TASK REQUIREMENTS >> Report each line of the records where "JSON" occurs.

RECORD EXTRACTS >>
━━━━━━━━━━

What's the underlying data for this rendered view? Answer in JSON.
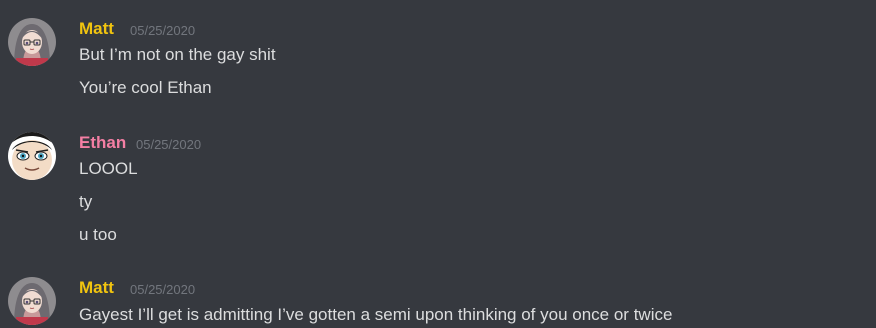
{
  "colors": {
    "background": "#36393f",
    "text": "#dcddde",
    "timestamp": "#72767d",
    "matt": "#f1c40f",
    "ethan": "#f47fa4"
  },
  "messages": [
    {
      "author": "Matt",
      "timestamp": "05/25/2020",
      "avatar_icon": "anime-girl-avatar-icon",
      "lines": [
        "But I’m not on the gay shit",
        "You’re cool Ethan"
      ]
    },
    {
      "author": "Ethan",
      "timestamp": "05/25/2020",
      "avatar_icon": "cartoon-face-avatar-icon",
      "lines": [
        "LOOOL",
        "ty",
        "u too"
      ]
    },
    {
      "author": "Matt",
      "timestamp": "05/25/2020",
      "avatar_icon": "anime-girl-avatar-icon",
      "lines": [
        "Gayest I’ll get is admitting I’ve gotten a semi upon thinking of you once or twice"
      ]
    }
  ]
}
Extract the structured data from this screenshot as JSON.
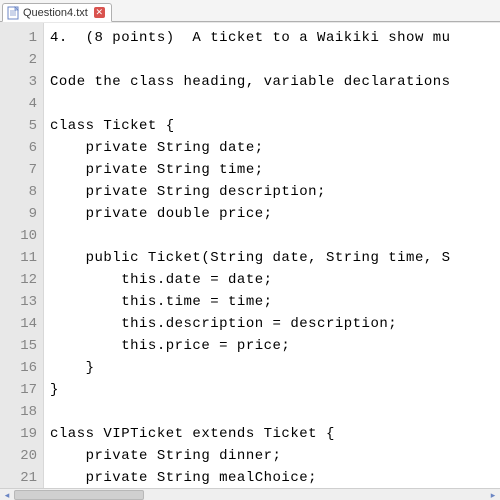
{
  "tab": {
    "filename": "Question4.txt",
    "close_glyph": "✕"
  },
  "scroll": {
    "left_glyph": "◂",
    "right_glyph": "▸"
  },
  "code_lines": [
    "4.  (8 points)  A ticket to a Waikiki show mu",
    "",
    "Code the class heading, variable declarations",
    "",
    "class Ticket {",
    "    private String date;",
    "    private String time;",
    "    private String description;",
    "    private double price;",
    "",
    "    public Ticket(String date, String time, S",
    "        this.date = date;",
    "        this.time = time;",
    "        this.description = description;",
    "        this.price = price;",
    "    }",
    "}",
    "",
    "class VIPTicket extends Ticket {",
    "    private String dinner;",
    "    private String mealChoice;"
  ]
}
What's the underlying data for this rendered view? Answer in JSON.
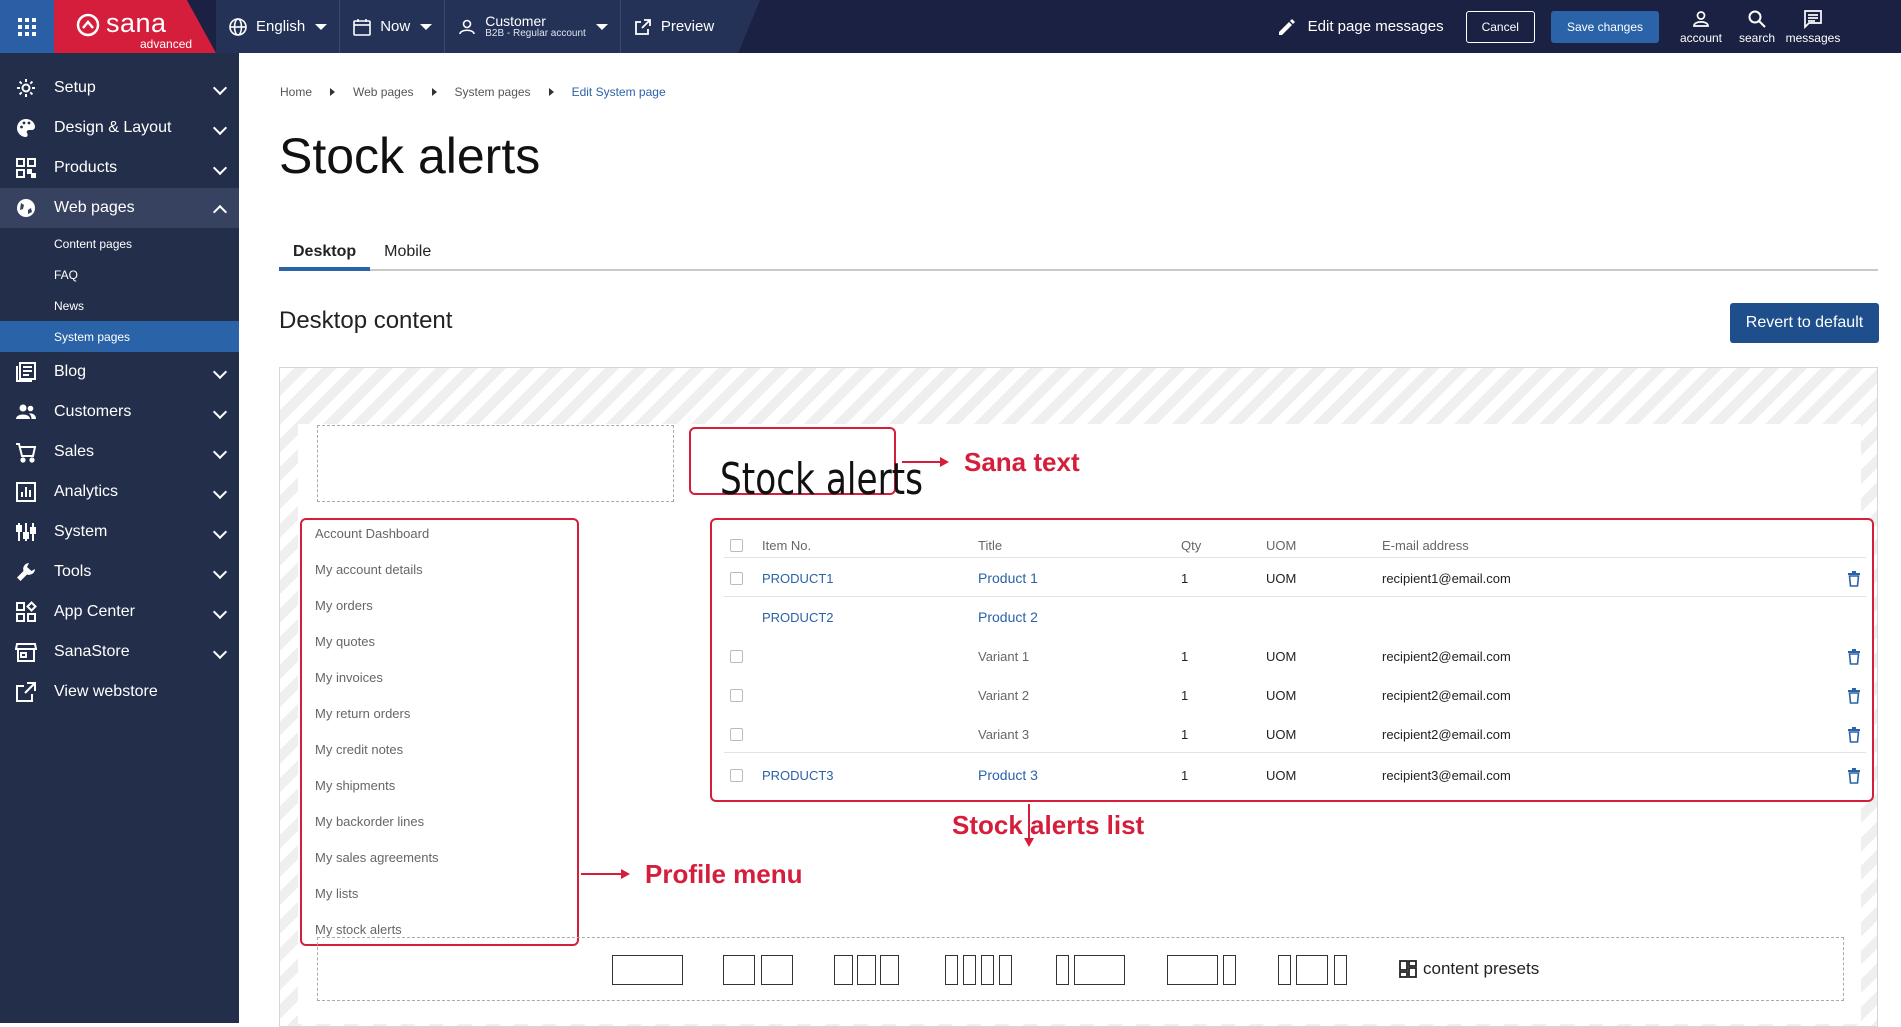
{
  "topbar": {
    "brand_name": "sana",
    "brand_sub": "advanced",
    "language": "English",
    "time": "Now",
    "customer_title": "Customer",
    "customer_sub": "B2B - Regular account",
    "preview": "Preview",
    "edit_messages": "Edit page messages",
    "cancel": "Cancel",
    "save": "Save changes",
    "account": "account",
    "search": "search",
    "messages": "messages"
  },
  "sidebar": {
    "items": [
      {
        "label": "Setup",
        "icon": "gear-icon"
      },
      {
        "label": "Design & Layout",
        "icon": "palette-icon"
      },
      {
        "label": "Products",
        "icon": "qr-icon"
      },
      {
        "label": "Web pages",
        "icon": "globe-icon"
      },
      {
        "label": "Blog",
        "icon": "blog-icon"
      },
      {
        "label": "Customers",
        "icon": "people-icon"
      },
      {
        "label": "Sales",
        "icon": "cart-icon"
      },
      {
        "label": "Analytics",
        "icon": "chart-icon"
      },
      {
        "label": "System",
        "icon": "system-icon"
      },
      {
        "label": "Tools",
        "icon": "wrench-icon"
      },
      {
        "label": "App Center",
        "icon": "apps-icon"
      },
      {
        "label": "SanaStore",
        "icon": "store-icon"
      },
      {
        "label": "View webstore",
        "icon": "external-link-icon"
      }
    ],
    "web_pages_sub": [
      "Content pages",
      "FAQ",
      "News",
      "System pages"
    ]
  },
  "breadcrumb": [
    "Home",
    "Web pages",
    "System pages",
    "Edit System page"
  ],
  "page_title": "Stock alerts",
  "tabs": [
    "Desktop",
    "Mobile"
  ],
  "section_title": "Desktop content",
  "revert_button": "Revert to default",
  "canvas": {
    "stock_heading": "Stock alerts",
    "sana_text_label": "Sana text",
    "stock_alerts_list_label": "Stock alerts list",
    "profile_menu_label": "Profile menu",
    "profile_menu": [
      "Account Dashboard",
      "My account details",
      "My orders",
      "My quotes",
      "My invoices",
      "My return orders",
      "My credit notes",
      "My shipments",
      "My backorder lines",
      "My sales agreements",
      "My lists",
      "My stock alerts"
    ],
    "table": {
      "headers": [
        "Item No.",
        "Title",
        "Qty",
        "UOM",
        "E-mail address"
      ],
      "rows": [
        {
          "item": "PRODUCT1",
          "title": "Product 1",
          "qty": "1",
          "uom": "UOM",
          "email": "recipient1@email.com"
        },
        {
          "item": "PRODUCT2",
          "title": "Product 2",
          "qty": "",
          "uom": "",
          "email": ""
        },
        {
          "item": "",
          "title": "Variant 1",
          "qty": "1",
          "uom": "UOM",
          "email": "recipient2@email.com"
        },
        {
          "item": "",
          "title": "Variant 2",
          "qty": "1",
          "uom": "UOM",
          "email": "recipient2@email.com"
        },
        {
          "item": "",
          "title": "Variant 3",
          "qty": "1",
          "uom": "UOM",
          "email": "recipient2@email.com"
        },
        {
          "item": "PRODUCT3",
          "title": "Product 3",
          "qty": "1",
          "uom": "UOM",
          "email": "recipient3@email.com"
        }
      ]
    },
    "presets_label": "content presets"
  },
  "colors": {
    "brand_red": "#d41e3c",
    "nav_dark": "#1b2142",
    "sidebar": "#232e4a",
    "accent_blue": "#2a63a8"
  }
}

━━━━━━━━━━

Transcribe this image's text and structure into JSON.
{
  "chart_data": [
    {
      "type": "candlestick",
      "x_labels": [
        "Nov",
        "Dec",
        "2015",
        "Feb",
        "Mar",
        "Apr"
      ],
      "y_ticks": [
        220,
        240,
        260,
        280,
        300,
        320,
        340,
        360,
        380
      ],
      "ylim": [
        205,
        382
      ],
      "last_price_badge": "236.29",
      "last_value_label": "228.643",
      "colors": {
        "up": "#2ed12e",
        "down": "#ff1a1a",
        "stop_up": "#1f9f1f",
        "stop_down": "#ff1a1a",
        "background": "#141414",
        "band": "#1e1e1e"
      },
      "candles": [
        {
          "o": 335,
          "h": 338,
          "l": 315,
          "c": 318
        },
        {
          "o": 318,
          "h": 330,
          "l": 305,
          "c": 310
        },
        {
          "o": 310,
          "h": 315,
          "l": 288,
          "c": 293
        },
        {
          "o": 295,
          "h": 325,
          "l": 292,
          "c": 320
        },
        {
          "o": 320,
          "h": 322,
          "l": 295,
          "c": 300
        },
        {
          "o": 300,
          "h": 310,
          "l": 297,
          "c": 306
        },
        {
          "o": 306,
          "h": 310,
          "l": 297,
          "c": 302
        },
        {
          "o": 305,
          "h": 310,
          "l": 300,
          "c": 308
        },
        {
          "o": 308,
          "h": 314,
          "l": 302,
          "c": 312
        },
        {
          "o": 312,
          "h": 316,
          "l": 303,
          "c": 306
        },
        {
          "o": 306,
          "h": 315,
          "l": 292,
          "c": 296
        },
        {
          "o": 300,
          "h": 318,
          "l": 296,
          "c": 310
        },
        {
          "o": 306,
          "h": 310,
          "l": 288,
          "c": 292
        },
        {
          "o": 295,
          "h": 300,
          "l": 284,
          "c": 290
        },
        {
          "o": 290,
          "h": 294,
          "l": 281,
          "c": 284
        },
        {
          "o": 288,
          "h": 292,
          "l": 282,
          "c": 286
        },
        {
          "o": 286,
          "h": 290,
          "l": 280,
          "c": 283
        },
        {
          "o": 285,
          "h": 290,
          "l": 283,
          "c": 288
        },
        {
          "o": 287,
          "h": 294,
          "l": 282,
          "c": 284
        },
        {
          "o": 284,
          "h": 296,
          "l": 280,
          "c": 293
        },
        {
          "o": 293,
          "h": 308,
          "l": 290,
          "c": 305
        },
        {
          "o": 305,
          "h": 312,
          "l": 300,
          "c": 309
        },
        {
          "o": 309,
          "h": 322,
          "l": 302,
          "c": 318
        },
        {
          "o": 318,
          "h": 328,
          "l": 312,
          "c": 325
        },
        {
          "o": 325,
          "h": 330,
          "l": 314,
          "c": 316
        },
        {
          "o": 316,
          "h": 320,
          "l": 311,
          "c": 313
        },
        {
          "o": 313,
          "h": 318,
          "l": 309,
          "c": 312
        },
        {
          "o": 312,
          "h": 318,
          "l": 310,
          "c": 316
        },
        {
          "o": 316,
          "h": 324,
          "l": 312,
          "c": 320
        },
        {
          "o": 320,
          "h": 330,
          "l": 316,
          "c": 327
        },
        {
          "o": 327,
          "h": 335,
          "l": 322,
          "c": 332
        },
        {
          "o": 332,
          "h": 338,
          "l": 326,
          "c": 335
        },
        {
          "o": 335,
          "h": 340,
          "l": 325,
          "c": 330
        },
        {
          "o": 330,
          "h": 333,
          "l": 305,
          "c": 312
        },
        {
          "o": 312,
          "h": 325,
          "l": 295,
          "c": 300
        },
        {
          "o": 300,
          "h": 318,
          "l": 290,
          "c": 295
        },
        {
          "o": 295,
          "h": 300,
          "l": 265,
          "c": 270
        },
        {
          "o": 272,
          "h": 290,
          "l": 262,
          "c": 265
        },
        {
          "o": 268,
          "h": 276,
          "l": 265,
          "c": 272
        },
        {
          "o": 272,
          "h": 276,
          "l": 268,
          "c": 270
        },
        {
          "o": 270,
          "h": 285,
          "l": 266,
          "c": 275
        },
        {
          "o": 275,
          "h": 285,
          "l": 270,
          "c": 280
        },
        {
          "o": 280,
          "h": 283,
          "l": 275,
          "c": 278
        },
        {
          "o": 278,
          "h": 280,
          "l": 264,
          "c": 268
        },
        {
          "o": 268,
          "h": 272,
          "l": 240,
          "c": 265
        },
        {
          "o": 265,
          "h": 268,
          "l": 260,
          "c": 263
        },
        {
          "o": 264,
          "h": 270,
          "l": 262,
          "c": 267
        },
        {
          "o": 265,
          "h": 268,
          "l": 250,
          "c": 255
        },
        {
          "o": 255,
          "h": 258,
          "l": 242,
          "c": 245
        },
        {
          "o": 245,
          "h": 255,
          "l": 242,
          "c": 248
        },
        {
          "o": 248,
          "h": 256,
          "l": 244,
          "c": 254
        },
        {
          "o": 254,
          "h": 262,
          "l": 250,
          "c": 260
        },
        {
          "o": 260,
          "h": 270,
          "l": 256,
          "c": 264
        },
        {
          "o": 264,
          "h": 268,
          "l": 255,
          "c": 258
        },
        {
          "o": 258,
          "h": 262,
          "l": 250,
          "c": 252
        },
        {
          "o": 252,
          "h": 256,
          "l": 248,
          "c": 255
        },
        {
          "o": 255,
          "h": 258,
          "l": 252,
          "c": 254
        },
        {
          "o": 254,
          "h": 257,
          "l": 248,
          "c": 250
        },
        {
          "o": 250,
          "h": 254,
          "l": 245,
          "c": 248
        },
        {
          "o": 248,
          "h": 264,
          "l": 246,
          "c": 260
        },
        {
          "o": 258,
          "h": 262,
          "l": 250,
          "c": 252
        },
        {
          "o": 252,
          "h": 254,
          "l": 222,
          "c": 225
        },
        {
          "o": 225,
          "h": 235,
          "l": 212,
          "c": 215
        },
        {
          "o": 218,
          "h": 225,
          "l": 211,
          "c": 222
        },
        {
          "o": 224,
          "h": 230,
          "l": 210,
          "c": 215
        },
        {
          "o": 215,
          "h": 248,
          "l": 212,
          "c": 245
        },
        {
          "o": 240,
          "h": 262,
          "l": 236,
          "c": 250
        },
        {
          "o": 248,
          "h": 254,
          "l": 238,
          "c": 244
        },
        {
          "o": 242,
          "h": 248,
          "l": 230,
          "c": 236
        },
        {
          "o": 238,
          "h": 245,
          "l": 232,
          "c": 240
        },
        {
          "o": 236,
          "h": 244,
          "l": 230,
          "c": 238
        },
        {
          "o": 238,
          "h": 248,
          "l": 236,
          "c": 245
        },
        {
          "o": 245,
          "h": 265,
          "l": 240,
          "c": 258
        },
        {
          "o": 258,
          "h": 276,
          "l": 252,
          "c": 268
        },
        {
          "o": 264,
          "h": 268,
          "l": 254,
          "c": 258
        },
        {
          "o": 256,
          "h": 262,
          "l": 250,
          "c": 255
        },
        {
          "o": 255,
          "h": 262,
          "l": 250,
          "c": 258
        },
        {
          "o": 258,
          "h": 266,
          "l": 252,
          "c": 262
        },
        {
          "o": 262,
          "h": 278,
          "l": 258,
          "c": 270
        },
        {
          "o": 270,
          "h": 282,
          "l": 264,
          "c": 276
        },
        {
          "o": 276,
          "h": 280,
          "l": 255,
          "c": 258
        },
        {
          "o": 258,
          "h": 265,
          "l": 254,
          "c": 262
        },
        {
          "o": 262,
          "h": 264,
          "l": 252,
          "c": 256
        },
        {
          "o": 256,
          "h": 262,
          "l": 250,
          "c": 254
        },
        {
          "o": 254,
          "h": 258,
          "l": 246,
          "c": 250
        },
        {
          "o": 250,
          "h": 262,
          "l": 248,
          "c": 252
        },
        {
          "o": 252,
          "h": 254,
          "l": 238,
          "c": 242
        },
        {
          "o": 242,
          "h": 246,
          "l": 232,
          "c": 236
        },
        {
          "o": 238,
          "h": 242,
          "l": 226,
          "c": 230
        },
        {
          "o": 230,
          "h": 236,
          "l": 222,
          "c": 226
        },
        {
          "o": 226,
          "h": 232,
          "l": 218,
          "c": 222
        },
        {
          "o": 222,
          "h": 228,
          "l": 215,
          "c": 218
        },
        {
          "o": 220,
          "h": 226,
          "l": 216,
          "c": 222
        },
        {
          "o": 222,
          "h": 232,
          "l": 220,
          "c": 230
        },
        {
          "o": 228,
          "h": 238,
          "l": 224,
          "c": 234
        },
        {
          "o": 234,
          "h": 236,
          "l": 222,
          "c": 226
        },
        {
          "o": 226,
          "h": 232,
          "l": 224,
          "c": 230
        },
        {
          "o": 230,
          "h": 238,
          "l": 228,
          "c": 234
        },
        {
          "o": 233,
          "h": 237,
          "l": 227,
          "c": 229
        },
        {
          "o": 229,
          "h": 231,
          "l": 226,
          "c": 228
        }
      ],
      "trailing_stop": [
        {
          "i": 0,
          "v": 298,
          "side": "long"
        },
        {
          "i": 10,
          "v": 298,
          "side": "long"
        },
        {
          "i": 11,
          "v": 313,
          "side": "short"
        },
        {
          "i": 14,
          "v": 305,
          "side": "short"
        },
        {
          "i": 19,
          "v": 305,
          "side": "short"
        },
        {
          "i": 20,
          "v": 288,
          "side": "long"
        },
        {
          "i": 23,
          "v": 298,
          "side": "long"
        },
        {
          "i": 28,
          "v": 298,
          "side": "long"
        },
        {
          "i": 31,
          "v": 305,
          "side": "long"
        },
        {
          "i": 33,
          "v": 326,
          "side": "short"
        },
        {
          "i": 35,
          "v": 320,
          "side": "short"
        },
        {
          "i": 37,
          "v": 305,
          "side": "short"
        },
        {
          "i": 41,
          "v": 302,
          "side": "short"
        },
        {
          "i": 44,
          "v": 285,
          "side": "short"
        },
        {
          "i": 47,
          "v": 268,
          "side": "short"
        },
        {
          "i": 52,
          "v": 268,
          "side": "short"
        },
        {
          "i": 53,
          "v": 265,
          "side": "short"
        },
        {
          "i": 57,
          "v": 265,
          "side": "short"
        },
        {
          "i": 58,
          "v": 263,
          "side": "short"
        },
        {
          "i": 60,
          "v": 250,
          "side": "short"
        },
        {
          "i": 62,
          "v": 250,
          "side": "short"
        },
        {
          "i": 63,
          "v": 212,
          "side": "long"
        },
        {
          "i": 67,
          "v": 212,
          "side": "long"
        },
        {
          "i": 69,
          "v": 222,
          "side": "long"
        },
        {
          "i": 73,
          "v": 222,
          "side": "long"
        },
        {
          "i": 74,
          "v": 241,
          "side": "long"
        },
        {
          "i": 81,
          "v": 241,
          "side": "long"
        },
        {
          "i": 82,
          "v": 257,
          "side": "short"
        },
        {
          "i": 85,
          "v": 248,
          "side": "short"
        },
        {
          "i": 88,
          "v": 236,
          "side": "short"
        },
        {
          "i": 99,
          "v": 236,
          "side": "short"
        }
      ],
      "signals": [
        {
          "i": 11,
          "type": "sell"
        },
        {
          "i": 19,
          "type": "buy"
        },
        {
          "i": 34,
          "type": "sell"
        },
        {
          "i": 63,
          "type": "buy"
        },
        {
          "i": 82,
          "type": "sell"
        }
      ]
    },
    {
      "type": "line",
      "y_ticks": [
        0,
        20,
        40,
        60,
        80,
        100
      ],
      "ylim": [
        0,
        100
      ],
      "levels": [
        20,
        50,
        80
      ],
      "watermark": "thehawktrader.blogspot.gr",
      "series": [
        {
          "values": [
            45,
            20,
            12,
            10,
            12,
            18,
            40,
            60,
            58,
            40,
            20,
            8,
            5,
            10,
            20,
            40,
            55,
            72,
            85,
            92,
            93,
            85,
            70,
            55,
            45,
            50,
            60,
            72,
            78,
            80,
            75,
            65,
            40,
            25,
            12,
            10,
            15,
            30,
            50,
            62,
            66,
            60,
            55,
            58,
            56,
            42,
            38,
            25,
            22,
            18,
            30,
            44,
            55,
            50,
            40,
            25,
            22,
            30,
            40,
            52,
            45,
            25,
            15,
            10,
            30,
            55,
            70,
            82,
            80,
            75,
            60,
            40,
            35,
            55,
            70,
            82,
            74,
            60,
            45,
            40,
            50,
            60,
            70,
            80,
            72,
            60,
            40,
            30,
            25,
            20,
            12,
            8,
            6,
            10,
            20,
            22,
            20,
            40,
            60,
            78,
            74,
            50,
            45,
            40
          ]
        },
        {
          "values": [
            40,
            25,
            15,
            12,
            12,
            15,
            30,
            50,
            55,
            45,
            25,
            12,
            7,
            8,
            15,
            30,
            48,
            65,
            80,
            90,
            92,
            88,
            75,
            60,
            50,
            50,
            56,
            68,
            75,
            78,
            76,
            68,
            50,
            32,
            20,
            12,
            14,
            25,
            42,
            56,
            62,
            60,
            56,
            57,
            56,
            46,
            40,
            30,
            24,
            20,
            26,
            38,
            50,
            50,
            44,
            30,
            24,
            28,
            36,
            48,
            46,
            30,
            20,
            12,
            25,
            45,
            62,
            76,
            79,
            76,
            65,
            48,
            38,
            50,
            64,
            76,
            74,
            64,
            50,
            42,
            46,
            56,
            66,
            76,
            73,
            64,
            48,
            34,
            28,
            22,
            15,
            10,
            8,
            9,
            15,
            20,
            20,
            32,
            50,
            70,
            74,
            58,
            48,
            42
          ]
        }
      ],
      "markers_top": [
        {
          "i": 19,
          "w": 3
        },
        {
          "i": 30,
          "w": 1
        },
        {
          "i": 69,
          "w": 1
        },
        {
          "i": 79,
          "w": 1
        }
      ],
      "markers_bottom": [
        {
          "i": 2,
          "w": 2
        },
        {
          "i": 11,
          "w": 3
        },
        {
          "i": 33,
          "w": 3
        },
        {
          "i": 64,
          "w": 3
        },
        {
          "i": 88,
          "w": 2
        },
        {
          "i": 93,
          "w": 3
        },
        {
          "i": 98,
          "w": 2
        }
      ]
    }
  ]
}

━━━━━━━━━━

ANSWER TO THIS PROBLEM >>
What's the underlying data for this rendered view? Answer in JSON.
Extract the structured data from this screenshot as JSON.
What's the underlying data for this rendered view? Answer in JSON.
Transcribe this image's text and structure into JSON.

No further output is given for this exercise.